Letters of Intent to Develop Energy Projects
In many of my presentations to energy developers and utilities, I generally devote some time to letters of intent. They are common and sometimes necessary to begin preliminary negotiations for the development of an energy project. But when one party has incurred, or is about to incur, substantial costs, a letter of intent may be inadequate. The case discussed in this blog post is one example.
Developer is a minority-owned renewable-energy developer. Financer is in the business of developing and financing energy projects. Developer submitted a proposal to Southern California Edison (“Utility”) to develop a renewable-energy project. Though Utility did not accept the proposal, it invited Developer to participate in bilateral negotiations for a PPA. Developer began negotiations with the support of Financer to develop a renewable-energy project (“Project”).
Developer and Financer entered into a letter of intent (“LOI”) that provided: (i) Developer agreed to negotiate exclusively with Financer, (ii) Developer agreed to terminate any other discussions regarding alternative proposals regarding the Project, (iii) the LOI was “for discussion purposes only,” (iv) the LOI was not a commitment to transact by either party, and (v) any commitment must be based upon corporate approval, satisfactory due diligence, satisfactory documentation, and other conditions.
At some point after execution of the LOI, Financer informed Developer that it was fulfilling the terms of the LOI in a satisfactory manner. But thereafter, Financer believed that Developer was not satisfactorily fulfilling the terms.
Eventually, based on alleged statements made by Utility, Financer terminated the LOI. In response, Developer filed a lawsuit against Financer for (i) promissory estoppel, (ii) breach of the implied covenant of good faith and fair dealing, and (iii) negligent misrepresentation.
During the litigation, Financer filed a motion to dismiss Developer’s claims. This case is based on the court’s ruling on Financer’s motion to dismiss.
Promissory Estoppel and Breach of Implied Duty of Good Faith
First, the court considered the motion to dismiss Developer’s claims of promissory estoppel and the breach of implied duty of good faith. Developer argued that Financer promised to develop the Project with Developer, and to do so in accordance with an established timeline.
Applying the law of New York (per the terms of the LOI), the court granted Financer’s motion and dismissed these claims. The court reasoned that the LOI contained no clear and unambiguous promise by Financer because the LOI was “for discussion purposes only,” was not a commitment to transact business, and contained conditions that were not satisfied (e.g., approval by Financer’s corporate office). In addition, the LOI contemplated that the parties would execute a further agreement to contain the material terms required for development of the Project.

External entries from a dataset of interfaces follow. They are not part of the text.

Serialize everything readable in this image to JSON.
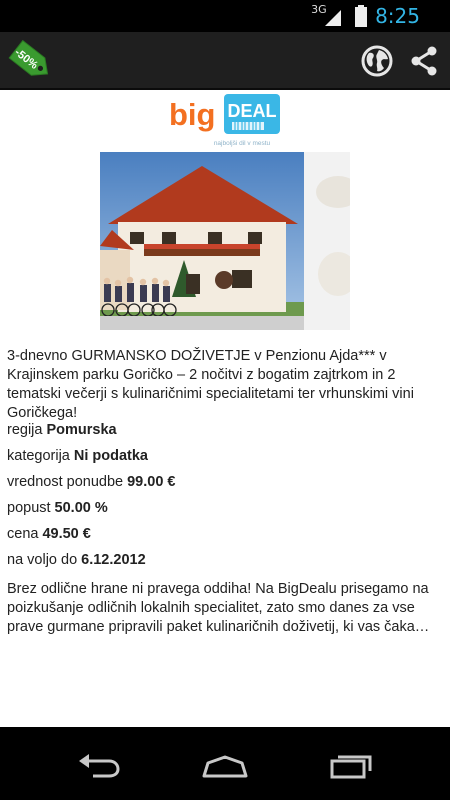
{
  "status_bar": {
    "network": "3G",
    "time": "8:25"
  },
  "action_bar": {
    "badge": "-50%",
    "globe_icon": "globe-icon",
    "share_icon": "share-icon"
  },
  "logo": {
    "big": "big",
    "deal": "DEAL",
    "tagline": "najboljši dil v mestu"
  },
  "deal": {
    "title": "3-dnevno GURMANSKO DOŽIVETJE v Penzionu Ajda*** v Krajinskem parku Goričko – 2 nočitvi z bogatim zajtrkom in 2 tematski večerji s kulinaričnimi specialitetami ter vrhunskimi vini Goričkega!",
    "region_label": "regija",
    "region_value": "Pomurska",
    "category_label": "kategorija",
    "category_value": "Ni podatka",
    "value_label": "vrednost ponudbe",
    "value_value": "99.00 €",
    "discount_label": "popust",
    "discount_value": "50.00 %",
    "price_label": "cena",
    "price_value": "49.50 €",
    "until_label": "na voljo do",
    "until_value": "6.12.2012",
    "description": "Brez odlične hrane ni pravega oddiha! Na BigDealu prisegamo na poizkušanje odličnih lokalnih specialitet, zato smo danes za vse prave gurmane pripravili paket kulinaričnih doživetij, ki vas čaka…"
  },
  "colors": {
    "accent": "#33b5e5",
    "logo_orange": "#f37021",
    "logo_blue": "#3ab7e6",
    "tag_green": "#3a9a2f"
  }
}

Because the LOI was not a real commitment to enter into the transaction, there was no binding promise upon which Developer could have relied.
The court further concluded that Financer did not breach any duty of good faith because Financer did not act inconsistently with the terms of the LOI. The express terms of the LOI stated it was not a commitment to transact, and any deal would be based on future negotiation and several conditions. “Because an implied covenant [of good faith] can only impose an obligation consistent with other mutually agreed terms of the contract, an implied covenant not to terminate the LOI . . . could not be consistent with the LOI given express language indicating that the LOI was not a commitment to transact.” As a result, the court dismissed Developer’s claim for breach of the duty of good faith.
Financer was not as successful with its motion to dismiss the negligent-misrepresentation claim. Under New York law, such a claim is based on (1) the existence of a special or privity-type relationship imposing a duty on the defendant to impart correct information to the plaintiff, (2) providing incorrect information, and (3) the plaintiff’s reasonable reliance on the incorrect information.
Based solely on Developer’s allegations, the court concluded that the claim could proceed further in the course of litigation. Because the parties entered the LOI, the court inferred that Financer was in a “special position of confidence and trust with [Developer] given the LOI required discussions to be kept in confidence.”
Developer then alleged that Financer provided incorrect information – Financer stated that Developer was performing in a satisfactory manner, when in fact Financer believed Developer’s performance was unsatisfactory. Developer alleged that its reasonable reliance on these alleged misrepresentations caused it to suffer damages by continuing to pursue development of the Project. Based on these allegations contained in Developer’s pleadings, the court denied Financer’s motion to dismiss. In effect, the court allowed Developer to continue pursuing its negligent-misrepresentation claim further in the litigation process.
This case illustrates the perils of relying on a letter of intent to a great extent. Based on the nature of preliminary negotiations, many parties to an energy project will insist on a letter of intent. While there is nothing inherently wrong about letters of intent, parties should not rely to such an extent that a formal agreement should be negotiated. In other words, if parties are at a point in negotiations where they will seek to hold each other to a transaction, a letter of intent is probably insufficient.